Want to dedicate your life to helping others? Good intentions will take you a long way, but to be a successful social entrepreneur or to run a nonprofit that has a positive impact on its community, you’ll need to build up your skills and experiences in the nonprofit sector. Let’s look at some of the ways you can build up your nonprofit resume.
Education and Experience
Of course, one of the best ways to bolster your resume is to first understanding Resume Atelier for working in the social sector is to pursue a higher degree in a field that’s useful for nonprofit administrators. For example, undertaking a master’s degree in a field related to nonprofit administration, human services or public policy clearly shows your dedication to this type of work. However, because of the challenges of running many nonprofits and even for-profit social programs, a degree is not the only thing that your employers will be looking for. Match up your degree with plenty of on-the-ground experience so that you’ll be as useful as possible when you’re working for the nonprofit of your choice.
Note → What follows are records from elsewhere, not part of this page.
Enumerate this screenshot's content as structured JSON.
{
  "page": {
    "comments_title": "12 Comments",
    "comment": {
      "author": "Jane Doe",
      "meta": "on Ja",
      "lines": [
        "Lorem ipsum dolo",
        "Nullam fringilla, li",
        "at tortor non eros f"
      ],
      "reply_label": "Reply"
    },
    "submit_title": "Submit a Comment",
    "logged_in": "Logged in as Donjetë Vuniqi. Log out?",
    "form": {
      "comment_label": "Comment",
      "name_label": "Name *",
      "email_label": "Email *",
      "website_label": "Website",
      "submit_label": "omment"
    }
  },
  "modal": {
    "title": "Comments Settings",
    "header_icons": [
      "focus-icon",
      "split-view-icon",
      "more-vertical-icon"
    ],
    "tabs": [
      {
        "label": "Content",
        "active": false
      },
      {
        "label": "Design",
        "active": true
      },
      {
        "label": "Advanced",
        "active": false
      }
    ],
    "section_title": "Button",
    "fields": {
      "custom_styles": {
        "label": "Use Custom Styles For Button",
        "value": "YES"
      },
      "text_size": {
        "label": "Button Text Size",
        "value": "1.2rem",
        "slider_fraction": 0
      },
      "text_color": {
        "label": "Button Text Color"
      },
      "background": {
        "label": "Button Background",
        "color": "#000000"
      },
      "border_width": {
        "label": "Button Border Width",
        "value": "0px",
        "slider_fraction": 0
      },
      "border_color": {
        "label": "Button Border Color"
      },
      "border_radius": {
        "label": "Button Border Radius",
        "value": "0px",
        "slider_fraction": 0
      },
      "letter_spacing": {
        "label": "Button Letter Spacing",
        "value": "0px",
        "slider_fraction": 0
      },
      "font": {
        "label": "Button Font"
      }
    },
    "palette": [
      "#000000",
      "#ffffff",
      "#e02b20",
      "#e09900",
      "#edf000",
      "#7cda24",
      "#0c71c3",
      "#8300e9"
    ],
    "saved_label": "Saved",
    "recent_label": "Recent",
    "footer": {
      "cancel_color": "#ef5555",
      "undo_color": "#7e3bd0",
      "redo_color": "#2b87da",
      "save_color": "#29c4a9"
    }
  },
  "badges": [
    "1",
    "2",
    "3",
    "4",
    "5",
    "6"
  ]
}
For example, one way to get hands-on experience that is sure to impress a nonprofit employer is by showing them that you have stepped up and have volunteered your time for a cause that you are passionate about. Though not all nonprofits rely on volunteers to fulfill their missions, all hiring staff at a nonprofit will understand that your volunteer experience speaks toward not only the skills and abilities that you bring with you but to the level of dedication and commitment you have to making your community a better place. At the end of the day, the single fact that you care will do more to showing that you are a good fit for the position than anything else that you demonstrate on your resume.
It helps, of course, if the volunteer experience that you include on your resume is in some way related to the missions of the nonprofits at which you apply. However, even if the mission is not related, don’t hesitate to list your volunteerism. If your volunteer work is not related, write your resume in such a way that you reflect the passion, time and innovation that you brought to your role as a volunteer and the skills that you learned there.
For example, if you were volunteering with animals and now you want to work at a foundation that helps rural doctors find funding, outwardly you won’t see too many comparisons to draw between the two. However, there are many aspects of your experience that will serve to illustrate what you gained from your time volunteering—for example, any organizational or leadership roles that you had.
But what if you’re coming into the nonprofit sector with only for-profit experience? Should you be worried about including it on your resume? Well, that depends on you, and your reasons for switching employment to an organization that has a mission to help the community rather than a mission to profit from the community. But, in general, experience working at any business—especially if the skills you used at that job are related to what you’ll be doing at the nonprofit—will help you get hired.
However, if you have the luxury of so much working experience that you are considering leaving out some nonessential positions and submitting a skills-based resume rather than a chronologically based resume, try to highlight your relevant experience. In your case, relevant experience may mean volunteering positions, or it might mean a for-profit job that you held a few years ago rather than the one you just left.
One of the most useful things you can demonstrate on a resume, nonprofit employers say, is that you are versatile. In the nonprofit sector, especially when working in a smaller nonprofit or on a new project that may have fewer employees, those workers may have to wear many hats. So, on your resume, try to feature the skills and positions where you had to adapt to change or work outside your comfort zone.
For example, if you’ve ever experienced time pressure on a project, or had to teach yourself the ropes when your company was short-staffed, try to have that information come through on your resume.
A final word of advice: It never hurts to have a second pair of eyes look over your resume before you submit it to a potential employer. If you know someone who is already working in the nonprofit sector, see if they would let you buy them a cup of coffee in exchange for taking a look at your credentials and giving you further advice on how to represent yourself on paper.